In regard to the risk of introduction of BTV into free areas a variety of risk assessments were made and models developed, to support the conclusions reached in this Scientific Opinion, and therefore models are useful tools for assessing the impact of various measures to be taken for minimising the risk of introduction of BTV.
In the event of the introduction of an exotic pathogen into Europe, such as BTV-8, it is essential that appropriate surveillance systems are in place to detect it at the earliest possible stage since this is the time that eradication can be best effected and at minimum cost. To target such surveillance systems, criteria to identify emerging risks at risk areas and year periods should defined
Once an exotic infectious agent has been introduced into the MS, in order to determine the route and mode of entry and to assess the risk factors involved, allowing to minimise or eliminate future incursions via that route, exhaustive epidemiological investigations should be carried out; these investigations should be targeted at the movements of animals from infected countries, at their serological status or targeted at any event which could be associated with the introduction of the agent.

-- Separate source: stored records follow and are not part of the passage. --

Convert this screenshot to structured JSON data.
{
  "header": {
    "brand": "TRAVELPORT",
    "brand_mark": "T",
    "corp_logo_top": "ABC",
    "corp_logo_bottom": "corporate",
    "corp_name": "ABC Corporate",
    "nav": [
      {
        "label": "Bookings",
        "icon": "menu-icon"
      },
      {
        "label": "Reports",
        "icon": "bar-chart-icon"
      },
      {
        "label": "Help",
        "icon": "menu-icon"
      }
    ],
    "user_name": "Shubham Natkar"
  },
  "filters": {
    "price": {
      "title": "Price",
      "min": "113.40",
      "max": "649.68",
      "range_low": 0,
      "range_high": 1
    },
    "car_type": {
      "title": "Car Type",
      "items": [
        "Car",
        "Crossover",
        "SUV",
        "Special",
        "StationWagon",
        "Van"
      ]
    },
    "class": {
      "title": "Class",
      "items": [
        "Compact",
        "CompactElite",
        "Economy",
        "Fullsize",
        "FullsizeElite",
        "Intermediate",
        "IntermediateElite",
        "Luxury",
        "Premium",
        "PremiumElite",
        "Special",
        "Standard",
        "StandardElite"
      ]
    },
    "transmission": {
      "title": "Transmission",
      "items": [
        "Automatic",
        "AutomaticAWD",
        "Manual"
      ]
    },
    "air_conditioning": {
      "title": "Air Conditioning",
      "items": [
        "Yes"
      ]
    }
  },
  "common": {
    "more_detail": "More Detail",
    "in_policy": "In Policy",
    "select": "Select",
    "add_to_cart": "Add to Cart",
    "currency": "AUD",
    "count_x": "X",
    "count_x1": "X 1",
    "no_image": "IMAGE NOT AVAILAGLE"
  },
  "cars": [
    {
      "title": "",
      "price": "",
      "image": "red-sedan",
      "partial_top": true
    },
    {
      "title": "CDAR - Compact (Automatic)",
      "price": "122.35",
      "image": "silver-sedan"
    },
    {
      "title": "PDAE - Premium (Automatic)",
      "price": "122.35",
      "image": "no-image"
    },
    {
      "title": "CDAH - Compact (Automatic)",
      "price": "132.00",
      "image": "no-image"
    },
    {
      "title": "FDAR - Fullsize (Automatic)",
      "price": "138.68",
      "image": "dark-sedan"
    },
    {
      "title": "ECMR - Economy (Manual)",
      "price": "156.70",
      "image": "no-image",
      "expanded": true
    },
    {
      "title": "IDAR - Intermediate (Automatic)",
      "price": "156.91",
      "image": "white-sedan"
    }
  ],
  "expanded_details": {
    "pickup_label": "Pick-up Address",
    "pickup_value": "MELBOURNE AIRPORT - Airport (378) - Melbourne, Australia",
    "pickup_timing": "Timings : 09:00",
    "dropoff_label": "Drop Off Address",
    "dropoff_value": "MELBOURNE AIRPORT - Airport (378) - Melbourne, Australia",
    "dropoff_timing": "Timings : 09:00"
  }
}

All possible sources of introduction should be carefully, systematically and scientifically investigated, prioritised and reported.
To protect the EU southern countries, preventive vaccination with inactivated vaccines targeted to the serotypes circulating in neighbouring countries outside the EU should be considered to be used in the highest risk areas of free countries on a risk/benefit analysis, when the introduction of BTV by the wind is considered as highly probable.
In general to reduce the risk of introduction of BTV to the EU southern countries, systematic vaccination in the endemically affected EU neighbouring countries around the Mediterranean basin should be encouraged.